Task description: Filter the entries below, keeping only lines with the word "kaggle".

-------- Supplied entries

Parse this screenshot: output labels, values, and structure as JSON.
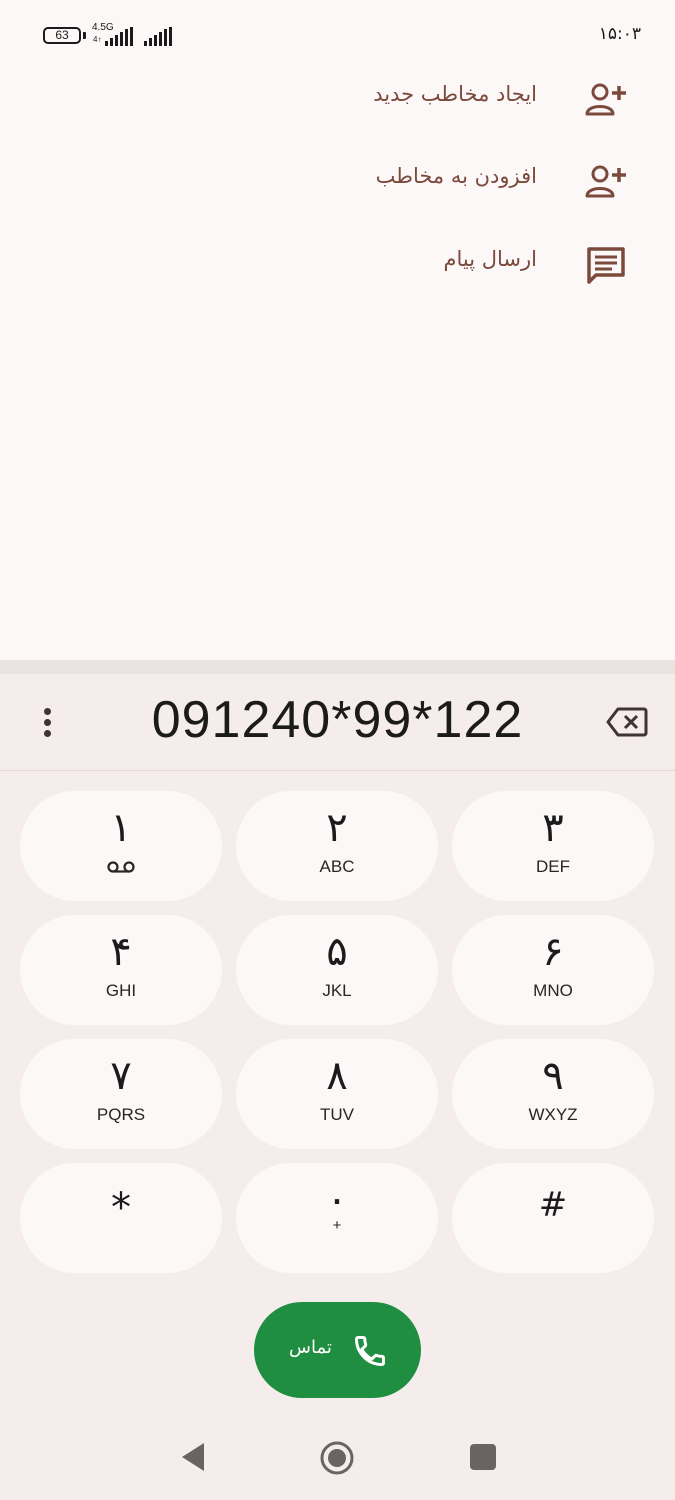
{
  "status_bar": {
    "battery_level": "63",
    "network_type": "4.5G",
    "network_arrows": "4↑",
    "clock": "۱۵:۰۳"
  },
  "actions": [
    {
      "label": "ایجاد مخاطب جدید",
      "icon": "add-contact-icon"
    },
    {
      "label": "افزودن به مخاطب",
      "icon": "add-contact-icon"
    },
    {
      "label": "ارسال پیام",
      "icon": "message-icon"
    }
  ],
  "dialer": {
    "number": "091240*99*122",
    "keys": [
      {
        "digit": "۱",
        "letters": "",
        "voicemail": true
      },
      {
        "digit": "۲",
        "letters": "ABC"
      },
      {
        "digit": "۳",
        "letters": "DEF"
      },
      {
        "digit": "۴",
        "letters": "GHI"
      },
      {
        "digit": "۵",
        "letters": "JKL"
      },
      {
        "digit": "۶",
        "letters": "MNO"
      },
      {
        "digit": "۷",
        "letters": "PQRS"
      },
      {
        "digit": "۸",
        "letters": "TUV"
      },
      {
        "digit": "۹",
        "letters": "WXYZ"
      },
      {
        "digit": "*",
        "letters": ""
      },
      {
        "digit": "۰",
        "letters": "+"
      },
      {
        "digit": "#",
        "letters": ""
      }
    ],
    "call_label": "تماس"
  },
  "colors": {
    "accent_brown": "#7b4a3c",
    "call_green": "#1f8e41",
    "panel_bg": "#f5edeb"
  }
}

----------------
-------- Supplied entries

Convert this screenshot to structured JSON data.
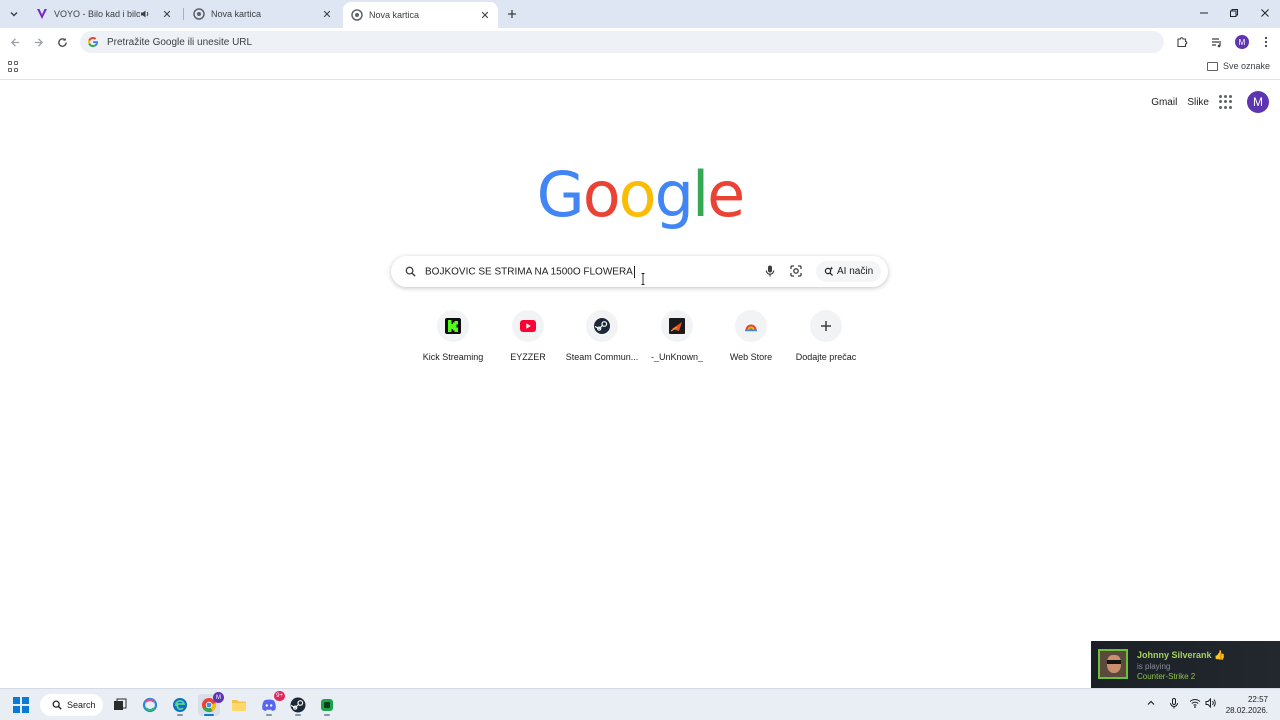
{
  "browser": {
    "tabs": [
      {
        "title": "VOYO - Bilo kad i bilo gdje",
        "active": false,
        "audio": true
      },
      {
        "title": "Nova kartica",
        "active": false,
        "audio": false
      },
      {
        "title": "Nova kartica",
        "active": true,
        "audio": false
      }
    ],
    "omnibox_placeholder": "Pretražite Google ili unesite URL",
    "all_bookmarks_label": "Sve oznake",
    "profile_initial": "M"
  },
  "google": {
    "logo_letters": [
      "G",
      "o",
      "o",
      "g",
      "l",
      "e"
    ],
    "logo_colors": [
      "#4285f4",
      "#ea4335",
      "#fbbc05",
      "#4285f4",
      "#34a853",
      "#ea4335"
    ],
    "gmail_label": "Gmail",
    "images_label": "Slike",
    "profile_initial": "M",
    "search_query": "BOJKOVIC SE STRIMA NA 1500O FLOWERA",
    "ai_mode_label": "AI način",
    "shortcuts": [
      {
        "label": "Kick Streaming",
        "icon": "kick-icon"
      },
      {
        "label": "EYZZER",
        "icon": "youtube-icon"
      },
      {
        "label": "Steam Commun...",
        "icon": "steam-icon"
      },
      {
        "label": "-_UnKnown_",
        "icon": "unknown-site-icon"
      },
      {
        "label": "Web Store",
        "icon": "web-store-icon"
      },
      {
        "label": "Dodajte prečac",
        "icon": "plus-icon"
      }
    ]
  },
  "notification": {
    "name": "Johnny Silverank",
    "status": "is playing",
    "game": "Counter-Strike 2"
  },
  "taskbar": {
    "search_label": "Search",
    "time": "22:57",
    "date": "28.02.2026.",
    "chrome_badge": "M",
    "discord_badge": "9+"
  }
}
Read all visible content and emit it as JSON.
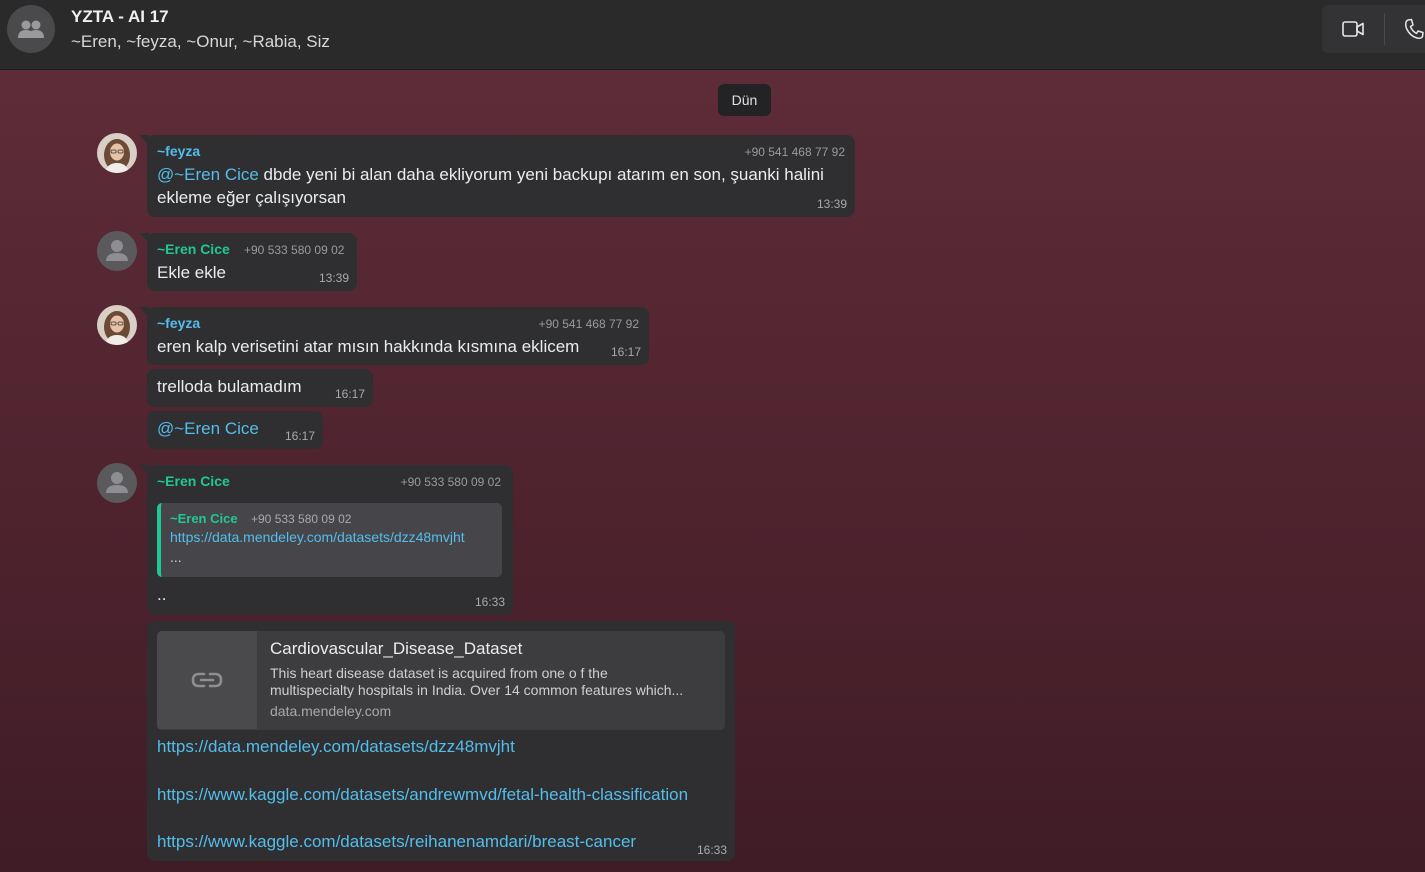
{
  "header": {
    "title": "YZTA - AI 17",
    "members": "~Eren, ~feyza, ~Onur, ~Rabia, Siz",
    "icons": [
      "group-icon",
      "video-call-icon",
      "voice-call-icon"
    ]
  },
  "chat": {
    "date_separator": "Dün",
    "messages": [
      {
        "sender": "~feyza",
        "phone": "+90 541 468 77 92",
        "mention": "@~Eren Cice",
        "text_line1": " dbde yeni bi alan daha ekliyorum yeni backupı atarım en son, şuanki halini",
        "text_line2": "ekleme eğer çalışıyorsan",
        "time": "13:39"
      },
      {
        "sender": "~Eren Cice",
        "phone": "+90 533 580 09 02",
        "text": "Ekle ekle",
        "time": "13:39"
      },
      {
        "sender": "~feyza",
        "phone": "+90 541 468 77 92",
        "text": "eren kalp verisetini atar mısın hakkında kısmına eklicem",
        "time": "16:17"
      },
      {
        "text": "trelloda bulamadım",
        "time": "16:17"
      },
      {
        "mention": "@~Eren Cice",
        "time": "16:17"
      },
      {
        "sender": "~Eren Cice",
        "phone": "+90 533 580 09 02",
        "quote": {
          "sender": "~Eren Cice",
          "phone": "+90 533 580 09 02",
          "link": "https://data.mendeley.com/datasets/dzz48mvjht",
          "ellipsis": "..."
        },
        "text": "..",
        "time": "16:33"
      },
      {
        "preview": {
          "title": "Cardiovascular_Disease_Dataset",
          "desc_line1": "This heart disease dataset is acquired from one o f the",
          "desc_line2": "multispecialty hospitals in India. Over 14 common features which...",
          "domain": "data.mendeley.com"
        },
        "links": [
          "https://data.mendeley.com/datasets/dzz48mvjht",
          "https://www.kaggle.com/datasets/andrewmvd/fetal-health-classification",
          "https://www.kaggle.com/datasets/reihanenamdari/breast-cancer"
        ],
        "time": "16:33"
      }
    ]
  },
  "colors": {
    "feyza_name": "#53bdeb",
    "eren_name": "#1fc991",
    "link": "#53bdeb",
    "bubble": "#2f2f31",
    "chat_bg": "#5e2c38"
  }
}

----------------

Exercise answer:
          "https://www.kaggle.com/datasets/andrewmvd/fetal-health-classification",
          "https://www.kaggle.com/datasets/reihanenamdari/breast-cancer"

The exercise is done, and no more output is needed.